__MATERIAL SUPPLIED__.
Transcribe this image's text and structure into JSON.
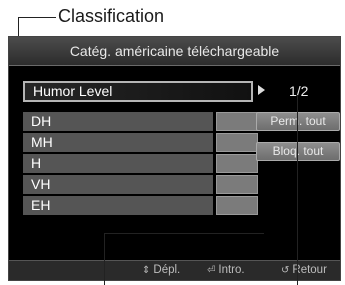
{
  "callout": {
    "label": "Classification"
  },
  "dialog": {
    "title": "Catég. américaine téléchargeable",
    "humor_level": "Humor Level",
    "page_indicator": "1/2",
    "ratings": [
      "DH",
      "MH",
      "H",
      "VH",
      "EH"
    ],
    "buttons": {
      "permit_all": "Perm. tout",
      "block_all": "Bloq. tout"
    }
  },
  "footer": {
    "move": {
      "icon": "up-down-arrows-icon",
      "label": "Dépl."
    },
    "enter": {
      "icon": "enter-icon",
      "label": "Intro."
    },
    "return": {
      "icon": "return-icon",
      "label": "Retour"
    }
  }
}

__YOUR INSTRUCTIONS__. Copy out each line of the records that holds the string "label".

__RESULT FOR THIS EXERCISE__.
    "label": "Classification"
      "label": "Dépl."
      "label": "Intro."
      "label": "Retour"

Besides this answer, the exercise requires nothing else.